Let me start by saying that I know that the order in which drivers are tested probably matters because of caching. I indeed see the response times dropping after the first query. This only seems to matter a few ms though, which isn't so important when we look at the queries that return more than 10 results.
Average request time in milliseconds after 10 repetitions.
HTTP requests wrapper: 2.2ms
py2neo (bolt): 0.5ms
neo4j-driver (1.6.2): 1.0ms
neo4j-driver (1.7.1): 0.7ms
As you can see, it's close together, but there's no question that py2neo and neo4j-driver are always faster than going through the HTTP requests wrapper. If we need many different, single queries then it would make a big difference, but the difference isn't human noticeable for a few queries.
Average request time in milliseconds, after 10 repetitions. Response times given in order for response limits of 10, 100, 1k and 10k nodes.
HTTP requests wrapper: 3.0, 4.8, 14.3, 95.1
py2neo (bolt): 1.6, 5.6, 42.9, 435.5
neo4j-driver (1.6.2): 2.3, 5.2, 29.0, 283.2
neo4j-driver (1.7.1): 2.5, 4.5, 30.8, 296.3
This came as a huge surprise to me, it seems that the simple HTTP requests are a lot faster than both other libraries, but also faster than py2neo running over HTTP (results not shown, as it was a bit slower than py2neo over bolt). The difference between the simple requests and neo4j-driver is a factor of 2.5-3x and py2neo is 4.5x slower. The driver libraries seem to scale linearly above 1k nodes, whereas the requests scale better than linear.
Average request time in milliseconds, after 10 repetitions. Response times given in order for 10, 100 and 1k queries in 1 transaction.
HTTP requests wrapper: 2.8, 7.5, 44.0
py2neo (bolt): 2.8, 26.6, 243.0
neo4j-driver (1.6.2): 2.9, 14.0, 147.3
neo4j-driver (1.7.1): 3.3, 17.6, 170.8
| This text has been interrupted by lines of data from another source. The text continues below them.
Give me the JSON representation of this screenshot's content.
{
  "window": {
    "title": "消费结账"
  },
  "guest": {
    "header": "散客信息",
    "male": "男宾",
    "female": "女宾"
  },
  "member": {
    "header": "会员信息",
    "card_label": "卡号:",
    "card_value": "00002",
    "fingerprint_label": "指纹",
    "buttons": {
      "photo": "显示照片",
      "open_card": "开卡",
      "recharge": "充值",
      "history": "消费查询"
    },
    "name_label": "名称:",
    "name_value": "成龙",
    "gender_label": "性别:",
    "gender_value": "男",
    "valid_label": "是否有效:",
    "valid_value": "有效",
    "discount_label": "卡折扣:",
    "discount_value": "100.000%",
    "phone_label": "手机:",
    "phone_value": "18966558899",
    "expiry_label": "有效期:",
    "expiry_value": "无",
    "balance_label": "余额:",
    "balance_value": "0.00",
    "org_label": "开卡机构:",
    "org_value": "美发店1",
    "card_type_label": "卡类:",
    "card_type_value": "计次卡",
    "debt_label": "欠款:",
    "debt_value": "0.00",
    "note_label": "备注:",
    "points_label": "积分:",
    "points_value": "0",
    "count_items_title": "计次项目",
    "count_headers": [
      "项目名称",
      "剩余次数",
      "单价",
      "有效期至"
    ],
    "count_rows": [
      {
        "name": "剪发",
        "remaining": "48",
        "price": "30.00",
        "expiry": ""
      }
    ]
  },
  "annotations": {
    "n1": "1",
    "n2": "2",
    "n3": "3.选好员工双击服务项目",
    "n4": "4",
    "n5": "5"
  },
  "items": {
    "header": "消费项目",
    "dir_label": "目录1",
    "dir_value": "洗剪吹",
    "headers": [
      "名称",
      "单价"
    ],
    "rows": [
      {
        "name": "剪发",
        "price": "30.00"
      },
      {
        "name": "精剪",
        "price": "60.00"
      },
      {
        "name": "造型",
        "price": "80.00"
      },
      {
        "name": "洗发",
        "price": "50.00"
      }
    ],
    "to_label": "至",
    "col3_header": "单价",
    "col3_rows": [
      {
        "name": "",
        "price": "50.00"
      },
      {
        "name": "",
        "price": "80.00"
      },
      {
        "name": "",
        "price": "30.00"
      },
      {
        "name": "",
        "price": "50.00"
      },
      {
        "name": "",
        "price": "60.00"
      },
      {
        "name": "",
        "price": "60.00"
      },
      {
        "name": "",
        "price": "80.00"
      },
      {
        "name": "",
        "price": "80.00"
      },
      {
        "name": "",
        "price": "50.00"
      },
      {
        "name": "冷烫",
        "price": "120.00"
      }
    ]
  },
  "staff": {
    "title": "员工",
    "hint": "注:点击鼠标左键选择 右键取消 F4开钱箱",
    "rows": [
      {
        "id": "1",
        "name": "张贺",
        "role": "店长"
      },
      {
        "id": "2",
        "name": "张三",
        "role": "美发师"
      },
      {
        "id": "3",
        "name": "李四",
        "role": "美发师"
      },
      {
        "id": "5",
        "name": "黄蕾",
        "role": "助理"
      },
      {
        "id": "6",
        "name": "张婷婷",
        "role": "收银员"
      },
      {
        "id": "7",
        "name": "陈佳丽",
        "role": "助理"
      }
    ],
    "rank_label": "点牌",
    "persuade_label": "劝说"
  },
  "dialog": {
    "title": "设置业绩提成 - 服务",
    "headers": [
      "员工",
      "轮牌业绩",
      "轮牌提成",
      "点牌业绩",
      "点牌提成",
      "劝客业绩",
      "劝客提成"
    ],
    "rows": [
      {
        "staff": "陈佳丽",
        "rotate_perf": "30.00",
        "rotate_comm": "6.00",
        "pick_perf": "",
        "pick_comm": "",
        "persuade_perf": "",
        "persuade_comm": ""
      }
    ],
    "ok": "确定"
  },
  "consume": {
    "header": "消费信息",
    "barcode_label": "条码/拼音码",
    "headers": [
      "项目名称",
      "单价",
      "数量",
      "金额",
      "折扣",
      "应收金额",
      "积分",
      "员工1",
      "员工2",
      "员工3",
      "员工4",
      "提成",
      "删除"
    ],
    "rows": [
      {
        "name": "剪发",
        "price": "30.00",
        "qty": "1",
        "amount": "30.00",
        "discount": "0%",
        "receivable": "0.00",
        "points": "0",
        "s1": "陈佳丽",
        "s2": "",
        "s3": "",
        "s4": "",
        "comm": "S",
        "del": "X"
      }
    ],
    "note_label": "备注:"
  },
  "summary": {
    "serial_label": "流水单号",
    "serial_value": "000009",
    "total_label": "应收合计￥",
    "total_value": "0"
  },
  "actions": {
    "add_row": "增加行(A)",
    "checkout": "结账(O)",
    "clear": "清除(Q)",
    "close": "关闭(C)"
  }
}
Again, quite a big difference between the simple HTTP requests and the libraries. The neo4j-drivers are around 3.5x slower than simple requests, and py2neo is a whopping 5.5x slower. Again the driver libraries seem to scale linearly with the size of the test.
My first instinct was that the driver libraries present the results in a more usable way (list of dicts) than the raw JSON response through the HTTP API. So I built some additional logic to see how costly this transformation is. The result is that it takes 5-10% longer to return the nice list of dictionaries.
So, what is going on here? I imagine that the version of neo4j might play a role. Also the driver libraries might do some additional fancy processing, which can be nice but also costly if you just want to retrieve a lot of nodes and their properties.